● **Task to carry out**
Every entry must appear in the answer exactly as written.

(Data about app and page elements)
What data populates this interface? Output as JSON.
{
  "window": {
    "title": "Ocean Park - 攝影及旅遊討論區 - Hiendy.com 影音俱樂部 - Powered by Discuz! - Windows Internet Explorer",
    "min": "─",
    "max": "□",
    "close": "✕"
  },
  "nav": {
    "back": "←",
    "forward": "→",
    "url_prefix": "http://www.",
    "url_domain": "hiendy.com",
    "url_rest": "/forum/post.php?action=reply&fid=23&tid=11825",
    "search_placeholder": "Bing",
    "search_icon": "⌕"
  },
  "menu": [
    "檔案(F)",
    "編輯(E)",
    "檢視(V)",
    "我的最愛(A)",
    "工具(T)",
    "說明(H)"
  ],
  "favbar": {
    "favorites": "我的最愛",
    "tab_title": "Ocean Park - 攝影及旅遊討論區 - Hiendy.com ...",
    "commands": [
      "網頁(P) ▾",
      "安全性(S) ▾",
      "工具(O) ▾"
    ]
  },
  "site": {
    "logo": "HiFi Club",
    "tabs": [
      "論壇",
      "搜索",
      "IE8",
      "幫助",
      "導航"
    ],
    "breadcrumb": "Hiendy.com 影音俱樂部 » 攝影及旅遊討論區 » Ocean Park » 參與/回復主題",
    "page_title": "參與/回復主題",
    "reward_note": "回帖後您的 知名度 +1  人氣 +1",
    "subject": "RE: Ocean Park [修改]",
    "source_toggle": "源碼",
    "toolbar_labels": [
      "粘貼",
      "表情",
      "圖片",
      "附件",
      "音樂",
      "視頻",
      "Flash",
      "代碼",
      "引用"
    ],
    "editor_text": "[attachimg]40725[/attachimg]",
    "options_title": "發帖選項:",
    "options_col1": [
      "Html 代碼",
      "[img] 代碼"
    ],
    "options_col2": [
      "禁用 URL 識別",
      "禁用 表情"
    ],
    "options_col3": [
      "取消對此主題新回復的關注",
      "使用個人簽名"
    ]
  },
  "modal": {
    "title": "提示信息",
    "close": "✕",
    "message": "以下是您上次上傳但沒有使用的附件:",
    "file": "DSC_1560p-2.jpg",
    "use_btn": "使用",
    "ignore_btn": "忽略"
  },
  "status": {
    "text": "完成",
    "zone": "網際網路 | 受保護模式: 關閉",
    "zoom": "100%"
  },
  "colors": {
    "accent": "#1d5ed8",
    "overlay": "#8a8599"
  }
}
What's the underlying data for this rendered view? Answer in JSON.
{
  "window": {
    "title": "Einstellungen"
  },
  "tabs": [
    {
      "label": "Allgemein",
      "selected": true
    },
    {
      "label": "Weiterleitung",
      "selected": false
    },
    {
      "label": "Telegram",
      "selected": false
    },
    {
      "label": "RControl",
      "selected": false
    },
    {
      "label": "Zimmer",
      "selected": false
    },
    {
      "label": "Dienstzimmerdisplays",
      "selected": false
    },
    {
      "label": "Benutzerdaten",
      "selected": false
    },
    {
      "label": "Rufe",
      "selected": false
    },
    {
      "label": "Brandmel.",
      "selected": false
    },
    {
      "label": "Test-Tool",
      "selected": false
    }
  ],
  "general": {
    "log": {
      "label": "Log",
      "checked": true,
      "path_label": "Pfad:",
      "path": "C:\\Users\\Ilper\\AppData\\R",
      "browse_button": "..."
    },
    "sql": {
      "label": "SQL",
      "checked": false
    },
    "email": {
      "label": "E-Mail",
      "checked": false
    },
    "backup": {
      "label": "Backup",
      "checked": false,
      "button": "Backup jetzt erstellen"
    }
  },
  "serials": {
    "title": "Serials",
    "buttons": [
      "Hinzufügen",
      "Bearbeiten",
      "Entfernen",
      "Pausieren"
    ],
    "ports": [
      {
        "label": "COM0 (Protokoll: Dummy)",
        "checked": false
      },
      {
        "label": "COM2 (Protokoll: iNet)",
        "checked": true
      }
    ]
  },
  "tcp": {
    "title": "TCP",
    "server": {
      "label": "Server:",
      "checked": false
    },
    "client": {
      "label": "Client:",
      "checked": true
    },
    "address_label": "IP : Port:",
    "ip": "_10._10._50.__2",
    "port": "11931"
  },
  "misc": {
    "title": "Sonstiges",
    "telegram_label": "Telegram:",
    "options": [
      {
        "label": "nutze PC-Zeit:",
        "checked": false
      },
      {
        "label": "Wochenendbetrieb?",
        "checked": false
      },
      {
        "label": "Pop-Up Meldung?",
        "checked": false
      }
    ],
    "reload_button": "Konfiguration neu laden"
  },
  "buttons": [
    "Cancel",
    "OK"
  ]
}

● **Solution to the exercise**
What data populates this interface? Output as JSON.
{
  "window": {
    "title": "Ocean Park - 攝影及旅遊討論區 - Hiendy.com 影音俱樂部 - Powered by Discuz! - Windows Internet Explorer",
    "min": "─",
    "max": "□",
    "close": "✕"
  },
  "nav": {
    "back": "←",
    "forward": "→",
    "url_prefix": "http://www.",
    "url_domain": "hiendy.com",
    "url_rest": "/forum/post.php?action=reply&fid=23&tid=11825",
    "search_placeholder": "Bing",
    "search_icon": "⌕"
  },
  "menu": [
    "檔案(F)",
    "編輯(E)",
    "檢視(V)",
    "我的最愛(A)",
    "工具(T)",
    "說明(H)"
  ],
  "favbar": {
    "favorites": "我的最愛",
    "tab_title": "Ocean Park - 攝影及旅遊討論區 - Hiendy.com ...",
    "commands": [
      "網頁(P) ▾",
      "安全性(S) ▾",
      "工具(O) ▾"
    ]
  },
  "site": {
    "logo": "HiFi Club",
    "tabs": [
      "論壇",
      "搜索",
      "IE8",
      "幫助",
      "導航"
    ],
    "breadcrumb": "Hiendy.com 影音俱樂部 » 攝影及旅遊討論區 » Ocean Park » 參與/回復主題",
    "page_title": "參與/回復主題",
    "reward_note": "回帖後您的 知名度 +1  人氣 +1",
    "subject": "RE: Ocean Park [修改]",
    "source_toggle": "源碼",
    "toolbar_labels": [
      "粘貼",
      "表情",
      "圖片",
      "附件",
      "音樂",
      "視頻",
      "Flash",
      "代碼",
      "引用"
    ],
    "editor_text": "[attachimg]40725[/attachimg]",
    "options_title": "發帖選項:",
    "options_col1": [
      "Html 代碼",
      "[img] 代碼"
    ],
    "options_col2": [
      "禁用 URL 識別",
      "禁用 表情"
    ],
    "options_col3": [
      "取消對此主題新回復的關注",
      "使用個人簽名"
    ]
  },
  "modal": {
    "title": "提示信息",
    "close": "✕",
    "message": "以下是您上次上傳但沒有使用的附件:",
    "file": "DSC_1560p-2.jpg",
    "use_btn": "使用",
    "ignore_btn": "忽略"
  },
  "status": {
    "text": "完成",
    "zone": "網際網路 | 受保護模式: 關閉",
    "zoom": "100%"
  },
  "colors": {
    "accent": "#1d5ed8",
    "overlay": "#8a8599"
  }
}
What's the underlying data for this rendered view? Answer in JSON.
{
  "window": {
    "title": "Einstellungen"
  },
  "tabs": [
    {
      "label": "Allgemein",
      "selected": true
    },
    {
      "label": "Weiterleitung",
      "selected": false
    },
    {
      "label": "Telegram",
      "selected": false
    },
    {
      "label": "RControl",
      "selected": false
    },
    {
      "label": "Zimmer",
      "selected": false
    },
    {
      "label": "Dienstzimmerdisplays",
      "selected": false
    },
    {
      "label": "Benutzerdaten",
      "selected": false
    },
    {
      "label": "Rufe",
      "selected": false
    },
    {
      "label": "Brandmel.",
      "selected": false
    },
    {
      "label": "Test-Tool",
      "selected": false
    }
  ],
  "general": {
    "log": {
      "label": "Log",
      "checked": true,
      "path_label": "Pfad:",
      "path": "C:\\Users\\Ilper\\AppData\\R",
      "browse_button": "..."
    },
    "sql": {
      "label": "SQL",
      "checked": false
    },
    "email": {
      "label": "E-Mail",
      "checked": false
    },
    "backup": {
      "label": "Backup",
      "checked": false,
      "button": "Backup jetzt erstellen"
    }
  },
  "serials": {
    "title": "Serials",
    "buttons": [
      "Hinzufügen",
      "Bearbeiten",
      "Entfernen",
      "Pausieren"
    ],
    "ports": [
      {
        "label": "COM0 (Protokoll: Dummy)",
        "checked": false
      },
      {
        "label": "COM2 (Protokoll: iNet)",
        "checked": true
      }
    ]
  },
  "tcp": {
    "title": "TCP",
    "server": {
      "label": "Server:",
      "checked": false
    },
    "client": {
      "label": "Client:",
      "checked": true
    },
    "address_label": "IP : Port:",
    "ip": "_10._10._50.__2",
    "port": "11931"
  },
  "misc": {
    "title": "Sonstiges",
    "telegram_label": "Telegram:",
    "options": [
      {
        "label": "nutze PC-Zeit:",
        "checked": false
      },
      {
        "label": "Wochenendbetrieb?",
        "checked": false
      },
      {
        "label": "Pop-Up Meldung?",
        "checked": false
      }
    ],
    "reload_button": "Konfiguration neu laden"
  },
  "buttons": [
    "Cancel",
    "OK"
  ]
}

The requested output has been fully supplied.